US Involvement in the South China Sea
The US has been increasingly involved in the South China Sea region in 2020. In February, Washington sent two aircraft carriers to the sea, in what was seen as a show of strength towards China. The US has also conducted freedom of navigation operations, in which it challenges China’s control over the region by sending navy vessels to sail through the area. The US has also been involved in the dispute between China and the Philippines. In April, the US sent a warship to the area, in a show of support for the Philippines. The US has also conducted joint military exercises with the Philippines in the region, and has provided the country with military aid and support. The US’s involvement in the South China Sea has been met with criticism from China.

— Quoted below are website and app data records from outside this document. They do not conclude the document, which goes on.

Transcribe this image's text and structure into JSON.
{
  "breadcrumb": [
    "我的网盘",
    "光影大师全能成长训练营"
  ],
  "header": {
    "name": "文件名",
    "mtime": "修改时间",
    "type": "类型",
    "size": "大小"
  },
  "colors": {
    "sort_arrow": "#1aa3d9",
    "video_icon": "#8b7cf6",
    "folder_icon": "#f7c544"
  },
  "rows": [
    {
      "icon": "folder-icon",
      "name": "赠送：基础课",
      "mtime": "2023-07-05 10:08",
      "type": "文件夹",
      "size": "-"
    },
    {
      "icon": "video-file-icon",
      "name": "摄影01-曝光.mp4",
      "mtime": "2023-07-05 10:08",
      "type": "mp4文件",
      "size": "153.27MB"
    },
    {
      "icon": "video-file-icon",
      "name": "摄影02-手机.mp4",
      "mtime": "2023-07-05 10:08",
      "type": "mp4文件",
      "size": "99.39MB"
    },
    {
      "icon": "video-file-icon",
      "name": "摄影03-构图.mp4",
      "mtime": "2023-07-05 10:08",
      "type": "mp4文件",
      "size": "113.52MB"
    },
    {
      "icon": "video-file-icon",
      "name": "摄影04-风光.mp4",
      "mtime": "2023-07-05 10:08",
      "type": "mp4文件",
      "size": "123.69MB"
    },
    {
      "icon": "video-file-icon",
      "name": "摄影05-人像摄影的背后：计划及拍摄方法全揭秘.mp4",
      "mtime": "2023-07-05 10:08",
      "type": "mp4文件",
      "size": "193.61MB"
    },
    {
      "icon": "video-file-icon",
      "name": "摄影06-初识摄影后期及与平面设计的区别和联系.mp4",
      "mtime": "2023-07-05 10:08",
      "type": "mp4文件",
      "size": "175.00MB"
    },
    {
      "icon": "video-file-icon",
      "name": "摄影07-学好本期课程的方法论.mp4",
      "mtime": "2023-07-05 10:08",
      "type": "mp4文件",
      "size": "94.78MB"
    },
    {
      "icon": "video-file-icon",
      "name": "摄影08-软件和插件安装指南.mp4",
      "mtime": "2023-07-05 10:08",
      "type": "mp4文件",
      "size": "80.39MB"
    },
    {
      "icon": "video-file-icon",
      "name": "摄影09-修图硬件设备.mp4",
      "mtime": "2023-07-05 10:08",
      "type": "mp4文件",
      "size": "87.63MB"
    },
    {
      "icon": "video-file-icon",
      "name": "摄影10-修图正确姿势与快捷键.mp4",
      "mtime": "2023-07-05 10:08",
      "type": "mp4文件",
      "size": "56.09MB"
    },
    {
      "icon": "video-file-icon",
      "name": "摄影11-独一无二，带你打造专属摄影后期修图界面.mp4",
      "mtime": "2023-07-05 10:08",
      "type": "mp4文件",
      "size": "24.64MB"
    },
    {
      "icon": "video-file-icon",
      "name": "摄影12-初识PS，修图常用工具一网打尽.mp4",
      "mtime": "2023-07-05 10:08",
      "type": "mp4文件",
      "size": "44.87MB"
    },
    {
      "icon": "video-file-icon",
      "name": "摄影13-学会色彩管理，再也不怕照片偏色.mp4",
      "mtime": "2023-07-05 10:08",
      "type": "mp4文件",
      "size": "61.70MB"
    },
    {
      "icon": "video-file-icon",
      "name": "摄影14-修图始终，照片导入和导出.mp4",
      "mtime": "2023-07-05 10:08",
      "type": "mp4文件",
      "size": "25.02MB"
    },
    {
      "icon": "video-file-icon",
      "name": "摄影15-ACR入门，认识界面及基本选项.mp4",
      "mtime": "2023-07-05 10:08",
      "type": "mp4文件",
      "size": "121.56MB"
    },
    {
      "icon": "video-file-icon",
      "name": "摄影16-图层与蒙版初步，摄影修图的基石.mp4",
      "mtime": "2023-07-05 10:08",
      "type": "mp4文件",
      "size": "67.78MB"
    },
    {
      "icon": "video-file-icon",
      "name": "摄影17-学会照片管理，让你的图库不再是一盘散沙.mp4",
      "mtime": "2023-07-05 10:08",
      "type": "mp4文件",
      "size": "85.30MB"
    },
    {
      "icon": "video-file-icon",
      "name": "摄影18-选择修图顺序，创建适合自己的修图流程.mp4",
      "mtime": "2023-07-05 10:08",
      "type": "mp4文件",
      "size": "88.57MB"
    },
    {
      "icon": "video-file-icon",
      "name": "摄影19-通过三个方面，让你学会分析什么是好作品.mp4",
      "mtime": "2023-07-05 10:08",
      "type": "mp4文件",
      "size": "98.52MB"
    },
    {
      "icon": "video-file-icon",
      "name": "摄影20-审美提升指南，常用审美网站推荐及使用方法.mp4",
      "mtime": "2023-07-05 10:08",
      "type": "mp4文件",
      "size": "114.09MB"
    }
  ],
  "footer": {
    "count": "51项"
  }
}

Beijing has accused Washington of meddling in the dispute, and has warned the US to stay out of the region. Despite these warnings, the US has continued to assert its presence in the area, and there is no sign that it will back down anytime soon.
The dispute between China and the Philippines over the South China Sea has been an ongoing one for decades. In 2020, the situation has become more complex, with the US becoming increasingly involved in the region. China has continued to take steps to strengthen its control over the region, while the Philippines has sought to counter the Chinese presence. Despite the efforts of both countries, the dispute remains unresolved, and tensions continue to remain high in the region.